  6. Liverpool – Spent: $89.1 million (incoming: $88.4 million) – Net = -$0.7 million
  7. Leicester City – Spent: $83.1 million (incoming: $59.4 million) – Net = -$23.7 million
  8. Watford – Spent: $75.2 million (incoming: $33 million) – Net = -$42.2 million
  9. West Ham – Spent: $69.5 million (incoming: $13 million) – Net = -$56.5 million
  10. Crystal Palace – Spent: $66.4 million (incoming: $56 million) – Net = -$10.4 million
  11. Everton  – Spent: $60.4 million (incoming: $62 million) – Net = +$1.6 million
  12. Southampton – Spent: $57.9 million (incoming: $84.6 million) – Net = +$26.7 million
  13. Bournemouth – Spent: $44.3 million (incoming: $23.6 million) – Net = -$20.7 million
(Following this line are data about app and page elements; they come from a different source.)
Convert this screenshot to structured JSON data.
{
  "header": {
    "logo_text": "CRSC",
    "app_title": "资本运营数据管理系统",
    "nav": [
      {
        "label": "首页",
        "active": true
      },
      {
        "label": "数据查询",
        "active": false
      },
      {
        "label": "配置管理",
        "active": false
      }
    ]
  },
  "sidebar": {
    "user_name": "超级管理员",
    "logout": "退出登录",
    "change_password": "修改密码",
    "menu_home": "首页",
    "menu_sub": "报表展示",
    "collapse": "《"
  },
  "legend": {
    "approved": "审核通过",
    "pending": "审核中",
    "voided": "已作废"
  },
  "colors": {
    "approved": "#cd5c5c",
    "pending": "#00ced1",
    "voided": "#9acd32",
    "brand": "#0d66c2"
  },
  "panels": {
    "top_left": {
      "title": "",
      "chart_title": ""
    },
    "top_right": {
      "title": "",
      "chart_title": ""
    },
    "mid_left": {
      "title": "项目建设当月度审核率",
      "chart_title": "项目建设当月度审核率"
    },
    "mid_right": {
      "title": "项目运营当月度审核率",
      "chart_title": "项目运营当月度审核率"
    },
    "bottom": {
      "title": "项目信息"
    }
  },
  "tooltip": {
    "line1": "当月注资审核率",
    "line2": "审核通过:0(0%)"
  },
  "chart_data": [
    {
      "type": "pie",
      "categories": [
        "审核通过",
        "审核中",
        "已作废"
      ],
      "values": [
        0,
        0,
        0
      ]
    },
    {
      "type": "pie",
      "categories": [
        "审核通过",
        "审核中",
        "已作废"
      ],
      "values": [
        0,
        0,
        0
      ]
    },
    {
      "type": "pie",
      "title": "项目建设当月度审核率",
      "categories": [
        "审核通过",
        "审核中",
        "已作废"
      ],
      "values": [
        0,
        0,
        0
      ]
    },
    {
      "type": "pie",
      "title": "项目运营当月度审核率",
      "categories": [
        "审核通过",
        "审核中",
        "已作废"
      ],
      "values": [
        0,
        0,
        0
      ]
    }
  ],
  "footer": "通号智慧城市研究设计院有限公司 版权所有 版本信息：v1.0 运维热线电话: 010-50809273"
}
  14. Swansea City – Spent: $42.2 million (incoming: $54.2 million) – Net = -$12 million
  15. Sunderland – Spent: $35.5 million (incoming: $8.3 million) – Net = -$27.2 million
  16. West Brom – Spent: $29.6 million (incoming: $11.7 million) – Net = -$17.9 million
  17. Middlesbrough – Spent: $27.9 million (incoming: $6.5 million) – Net = -$21.4 million
  18. Burnley  Spent: $27.5 million (incoming: $27.5 million) – Net = -$0 million
  19. Stoke City – Spent: $25.7 million (incoming: $2.5 million) – Net = -$23.2 million
  20. Hull City – Spent: $16.4 million (incoming: $6 million) – Net = -$10.4 million